In software testing terminology, validation strategy implies cross referencing the functionality of a software with the requirement specification, to assess that it adheres to the prescribed demands of the client.
Verification and validation are the two terms that go parallel. Verification states whether the specification requirements are met throughout the process of developing a product. Validation aims to check the end result of the complete process of development, to see whether the application functions as expected.
Validation is a conventional approach towards attaining a reliable product.
Typically the process of software validation strategy comprises of the following steps:
To determine whether the system performs as per the requirements and delivers the expected functionality.
Validation is carried out post verification process.
The question that flash across our minds when we talk about validation is 'are we building the right product'.
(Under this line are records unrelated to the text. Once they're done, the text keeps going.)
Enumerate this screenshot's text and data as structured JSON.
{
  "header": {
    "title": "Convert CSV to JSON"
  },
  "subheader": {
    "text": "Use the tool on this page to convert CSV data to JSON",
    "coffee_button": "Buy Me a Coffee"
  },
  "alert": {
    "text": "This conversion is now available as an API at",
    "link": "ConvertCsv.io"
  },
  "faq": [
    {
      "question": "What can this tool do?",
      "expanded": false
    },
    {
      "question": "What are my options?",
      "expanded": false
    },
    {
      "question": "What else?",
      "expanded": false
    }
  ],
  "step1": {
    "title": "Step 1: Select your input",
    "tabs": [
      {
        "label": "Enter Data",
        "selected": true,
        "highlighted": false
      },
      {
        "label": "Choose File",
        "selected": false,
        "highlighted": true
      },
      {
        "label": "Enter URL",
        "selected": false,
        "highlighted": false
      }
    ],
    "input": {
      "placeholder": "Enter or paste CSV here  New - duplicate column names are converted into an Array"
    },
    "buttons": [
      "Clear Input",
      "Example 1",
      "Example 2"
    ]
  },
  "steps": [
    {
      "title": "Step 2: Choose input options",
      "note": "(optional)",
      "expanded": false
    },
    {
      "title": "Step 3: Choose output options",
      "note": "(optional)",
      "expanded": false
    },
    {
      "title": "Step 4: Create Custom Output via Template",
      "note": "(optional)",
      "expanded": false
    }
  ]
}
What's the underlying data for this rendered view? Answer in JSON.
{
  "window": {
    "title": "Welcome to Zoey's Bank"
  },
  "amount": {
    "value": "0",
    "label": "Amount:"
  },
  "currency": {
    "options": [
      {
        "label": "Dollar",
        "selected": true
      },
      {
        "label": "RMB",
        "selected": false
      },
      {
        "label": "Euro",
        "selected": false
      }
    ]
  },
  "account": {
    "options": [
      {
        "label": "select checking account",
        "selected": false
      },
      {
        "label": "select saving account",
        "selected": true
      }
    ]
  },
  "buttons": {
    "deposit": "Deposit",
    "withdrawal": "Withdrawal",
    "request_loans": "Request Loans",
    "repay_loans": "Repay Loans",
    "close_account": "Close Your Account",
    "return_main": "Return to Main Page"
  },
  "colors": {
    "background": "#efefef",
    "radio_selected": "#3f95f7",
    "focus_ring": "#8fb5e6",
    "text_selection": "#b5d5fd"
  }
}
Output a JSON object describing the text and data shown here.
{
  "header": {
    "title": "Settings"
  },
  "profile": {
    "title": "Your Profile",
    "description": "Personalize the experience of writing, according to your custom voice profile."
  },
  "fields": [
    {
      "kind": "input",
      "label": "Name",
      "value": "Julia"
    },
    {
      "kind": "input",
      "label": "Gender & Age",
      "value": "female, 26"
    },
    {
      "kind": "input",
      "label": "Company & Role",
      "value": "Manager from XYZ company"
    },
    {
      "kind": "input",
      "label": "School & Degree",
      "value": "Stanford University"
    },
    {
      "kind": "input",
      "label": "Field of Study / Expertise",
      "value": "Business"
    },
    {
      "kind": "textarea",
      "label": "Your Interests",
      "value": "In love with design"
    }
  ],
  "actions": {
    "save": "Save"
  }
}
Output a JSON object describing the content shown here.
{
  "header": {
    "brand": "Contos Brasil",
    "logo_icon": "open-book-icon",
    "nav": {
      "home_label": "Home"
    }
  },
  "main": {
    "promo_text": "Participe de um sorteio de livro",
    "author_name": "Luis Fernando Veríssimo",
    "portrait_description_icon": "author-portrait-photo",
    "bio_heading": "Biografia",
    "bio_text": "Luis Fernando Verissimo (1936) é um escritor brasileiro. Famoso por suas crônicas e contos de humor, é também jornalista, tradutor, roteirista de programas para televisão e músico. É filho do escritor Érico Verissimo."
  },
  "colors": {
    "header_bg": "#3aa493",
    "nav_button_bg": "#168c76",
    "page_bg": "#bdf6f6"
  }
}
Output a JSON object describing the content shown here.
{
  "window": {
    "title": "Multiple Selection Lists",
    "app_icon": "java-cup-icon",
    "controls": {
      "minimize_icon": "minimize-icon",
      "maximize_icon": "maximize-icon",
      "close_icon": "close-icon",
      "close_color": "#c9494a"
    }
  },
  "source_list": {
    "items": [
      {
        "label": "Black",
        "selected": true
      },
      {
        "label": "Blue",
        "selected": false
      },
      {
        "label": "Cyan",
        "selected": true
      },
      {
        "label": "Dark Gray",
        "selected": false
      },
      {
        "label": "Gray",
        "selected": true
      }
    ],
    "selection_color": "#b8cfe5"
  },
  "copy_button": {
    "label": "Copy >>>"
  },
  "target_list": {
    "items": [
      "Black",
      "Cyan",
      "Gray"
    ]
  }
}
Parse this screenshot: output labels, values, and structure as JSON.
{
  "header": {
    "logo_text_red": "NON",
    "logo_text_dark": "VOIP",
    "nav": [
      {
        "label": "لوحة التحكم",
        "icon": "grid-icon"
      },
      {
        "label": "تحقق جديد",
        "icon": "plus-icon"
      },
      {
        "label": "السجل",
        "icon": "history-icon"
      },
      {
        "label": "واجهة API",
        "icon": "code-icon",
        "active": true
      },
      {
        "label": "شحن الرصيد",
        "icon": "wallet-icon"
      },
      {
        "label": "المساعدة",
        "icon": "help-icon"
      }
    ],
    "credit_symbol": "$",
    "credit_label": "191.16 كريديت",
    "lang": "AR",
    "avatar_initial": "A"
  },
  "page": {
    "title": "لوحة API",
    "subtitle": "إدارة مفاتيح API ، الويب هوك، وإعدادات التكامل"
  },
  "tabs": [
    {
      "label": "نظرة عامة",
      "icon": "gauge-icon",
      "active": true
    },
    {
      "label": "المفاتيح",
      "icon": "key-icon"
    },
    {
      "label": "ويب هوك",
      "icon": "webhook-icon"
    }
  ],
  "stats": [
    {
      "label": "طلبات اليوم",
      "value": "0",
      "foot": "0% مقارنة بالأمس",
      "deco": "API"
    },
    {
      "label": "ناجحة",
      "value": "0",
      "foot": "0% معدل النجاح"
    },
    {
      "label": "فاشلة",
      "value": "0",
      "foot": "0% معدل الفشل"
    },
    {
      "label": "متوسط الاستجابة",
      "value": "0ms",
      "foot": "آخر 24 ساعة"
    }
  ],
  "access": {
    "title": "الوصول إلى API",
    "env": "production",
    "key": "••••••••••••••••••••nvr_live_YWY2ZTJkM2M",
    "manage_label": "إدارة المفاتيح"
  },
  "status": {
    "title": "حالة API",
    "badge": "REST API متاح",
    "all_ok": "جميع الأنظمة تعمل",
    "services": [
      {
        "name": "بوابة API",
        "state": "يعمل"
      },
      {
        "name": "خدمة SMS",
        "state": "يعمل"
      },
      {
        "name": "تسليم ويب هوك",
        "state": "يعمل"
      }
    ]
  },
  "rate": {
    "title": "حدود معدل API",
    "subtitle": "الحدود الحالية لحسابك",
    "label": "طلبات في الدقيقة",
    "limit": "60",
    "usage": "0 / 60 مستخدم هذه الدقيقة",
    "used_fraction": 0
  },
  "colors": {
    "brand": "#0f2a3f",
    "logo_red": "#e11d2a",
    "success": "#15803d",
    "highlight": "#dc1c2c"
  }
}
Validation involves a high level of thought process to understand and analyse whether the user requirements are met by the end product.
Why 'Validation' is important ?
A very prominent benefit of validation is that one may come across a list of failures which might have been missed out at the time of verification.
A misunderstood requirement specification may possibly be integrated into the system. This can be understood at the time of validation when differences between actual and expected results come under the scanner.
Validation activity is performed during test phases like feature testing, system testing, integration testing, load testing, stress testing etc.
Validation strategy comprises of a complete range of systems like security systems, embedded systems.